Today I want to share with you a simple trick that has made a very meaningful difference in how I deal with frustration and how I handle common I’m-feeling-helpless situations.
You know the sunk feeling you get when you look at a situation and feel you can’t do something to improve it? Maybe you’re losing weight but you’re feeling stuck. Maybe you have some physical limitations that don’t allow you to some things that you really want to do. Or your work is getting in the way from writing your book.
- Many of us respond with throwing pity parties. “Poor me, I cannot do it! This is not working! Nothing works!”
- Others respond with anger. They blame their metabolism, their doctor, their bad genes, their boss, the government, the rich people or the poor people, etc.
Both of those responses come from focusing on the obstacle, looking at what you feel you can’t do. Of course, you can’t help but get frustrated when you’re putting your attention on what seems like an insurmountable obstacle.
Both of those responses don’t actually help you deal with frustration. Instead, they keep you stuck and make frustration bigger. How can you deal with the problem when all you can think about is that you’re helpless? You cannot change the government. Feeling pity for yourself is not creative problem-solving (instead, it digs you deeper.)
But there’s a third way; and this way will actually help you deal with frustration.
Instead of focusing on what you cannot do, focus on what you can do.
- So maybe your weight loss plan is not going as you hoped, but you can start using the treadmill you have at a home.
- Maybe the doctor told you to avoid walking, which is frustrating and makes you feel rusty, but you can go swimming.
- Maybe your boss wants you to stay later, but you can block one more hour in the weekend for writing.
I know it sounds terribly simple. But how many of us really practice that?
Usually, what happens is that our frustration has momentum. Thinking about what we can do, does not alleviate how we feel right away. So we dismiss it quickly and continue feeling frustrated.
But try holding the thoughts about what you CAN do for more than a few fleeting seconds. Try writing them down. Try putting a (gulp!) full minute into this.
You’ll find that the picture totally changes. Since you haven’t yet tried all the things in your “CAN do” list, how can you keep being frustrated?
You see, it was all an illusion from the beginning. It was like you were at a buffet, you focused on the 1-2 dishes you didn’t like, and then concluded: “there’s nothing to eat here!”
But in reality, there may be another 15 dishes in this buffet. 15 dishes that you like. Once you discover them, then who cares about the 1-2 dishes that you didn’t like?

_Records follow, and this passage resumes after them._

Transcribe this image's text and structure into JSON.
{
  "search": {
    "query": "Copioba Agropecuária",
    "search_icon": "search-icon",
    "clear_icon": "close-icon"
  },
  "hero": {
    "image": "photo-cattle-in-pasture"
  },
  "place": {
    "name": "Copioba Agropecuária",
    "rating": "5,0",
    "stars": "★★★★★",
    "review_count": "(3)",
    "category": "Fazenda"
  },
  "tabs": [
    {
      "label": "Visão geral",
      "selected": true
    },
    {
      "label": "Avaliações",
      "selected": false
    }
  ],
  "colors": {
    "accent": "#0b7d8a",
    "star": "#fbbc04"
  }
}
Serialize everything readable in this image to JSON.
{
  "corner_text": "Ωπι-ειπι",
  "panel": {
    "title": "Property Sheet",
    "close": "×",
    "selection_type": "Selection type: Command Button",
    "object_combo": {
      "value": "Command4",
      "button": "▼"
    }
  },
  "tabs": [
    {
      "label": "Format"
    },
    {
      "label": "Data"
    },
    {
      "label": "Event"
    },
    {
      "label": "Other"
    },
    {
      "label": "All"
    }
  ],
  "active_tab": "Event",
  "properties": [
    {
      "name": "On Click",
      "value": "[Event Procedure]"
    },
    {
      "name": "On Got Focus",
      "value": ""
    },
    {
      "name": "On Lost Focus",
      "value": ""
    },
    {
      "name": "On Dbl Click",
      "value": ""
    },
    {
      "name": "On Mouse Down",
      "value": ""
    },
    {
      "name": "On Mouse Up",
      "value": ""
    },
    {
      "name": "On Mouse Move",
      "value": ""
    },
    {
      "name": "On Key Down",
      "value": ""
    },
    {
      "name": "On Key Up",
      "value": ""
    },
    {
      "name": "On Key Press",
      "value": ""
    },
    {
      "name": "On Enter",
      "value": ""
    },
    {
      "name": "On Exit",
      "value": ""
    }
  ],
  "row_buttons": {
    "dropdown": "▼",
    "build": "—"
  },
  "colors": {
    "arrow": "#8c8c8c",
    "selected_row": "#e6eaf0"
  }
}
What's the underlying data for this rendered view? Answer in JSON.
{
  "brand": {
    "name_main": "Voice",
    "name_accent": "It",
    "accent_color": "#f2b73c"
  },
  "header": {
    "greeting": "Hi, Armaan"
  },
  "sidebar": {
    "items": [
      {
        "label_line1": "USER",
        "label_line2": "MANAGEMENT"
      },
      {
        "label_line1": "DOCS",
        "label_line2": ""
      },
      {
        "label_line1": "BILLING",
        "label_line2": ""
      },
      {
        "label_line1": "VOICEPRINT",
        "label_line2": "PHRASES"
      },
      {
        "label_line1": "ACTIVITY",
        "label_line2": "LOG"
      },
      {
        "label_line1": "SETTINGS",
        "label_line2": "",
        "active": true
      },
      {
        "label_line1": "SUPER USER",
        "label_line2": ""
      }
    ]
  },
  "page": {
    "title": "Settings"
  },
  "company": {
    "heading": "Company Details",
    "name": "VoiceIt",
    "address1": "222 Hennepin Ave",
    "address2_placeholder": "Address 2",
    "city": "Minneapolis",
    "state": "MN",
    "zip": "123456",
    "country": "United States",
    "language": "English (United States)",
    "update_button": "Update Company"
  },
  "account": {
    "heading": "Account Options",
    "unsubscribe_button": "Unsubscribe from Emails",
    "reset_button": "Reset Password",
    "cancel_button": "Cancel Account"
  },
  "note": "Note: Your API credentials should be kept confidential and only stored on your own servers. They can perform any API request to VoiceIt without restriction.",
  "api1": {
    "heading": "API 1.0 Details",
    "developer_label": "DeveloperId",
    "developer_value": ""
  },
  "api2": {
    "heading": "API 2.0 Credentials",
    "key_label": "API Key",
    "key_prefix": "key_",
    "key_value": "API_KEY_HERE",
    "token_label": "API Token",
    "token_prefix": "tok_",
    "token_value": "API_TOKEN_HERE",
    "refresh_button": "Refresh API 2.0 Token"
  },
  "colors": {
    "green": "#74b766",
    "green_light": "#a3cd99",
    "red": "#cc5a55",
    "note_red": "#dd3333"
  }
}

It’s so refreshing to be able to think clearly!
Just keep in mind that the extra 15 dishes won’t reveal themselves if your attention keeps being pointed on the 1-2 dishes that you didn’t like. You have to look for them.
So next time it’s time to deal with frustration, go from “I cannot do this!” to “what can I do?”
- Resist the impulse to quickly dismiss the question. Persist. And the picture will change completely. You’ll become happier and more productive as a result.
- Keep in mind that frustration will want to pull you back into feeling frustrated and focusing on what you can’t do. As you recognize those urges, gently pull your attention away and back into what you CAN do.
- Understand that responding with self-pity and/or anger is most likely an established habit, meaning this is the response that feels “natural” to you. The more you practice the new response, the more the old ineffective response will fade away and the more the new one will become a habit – i.e., your second nature.
Where can you apply this in your life? How can you deal with frustration better? Leave a comment below!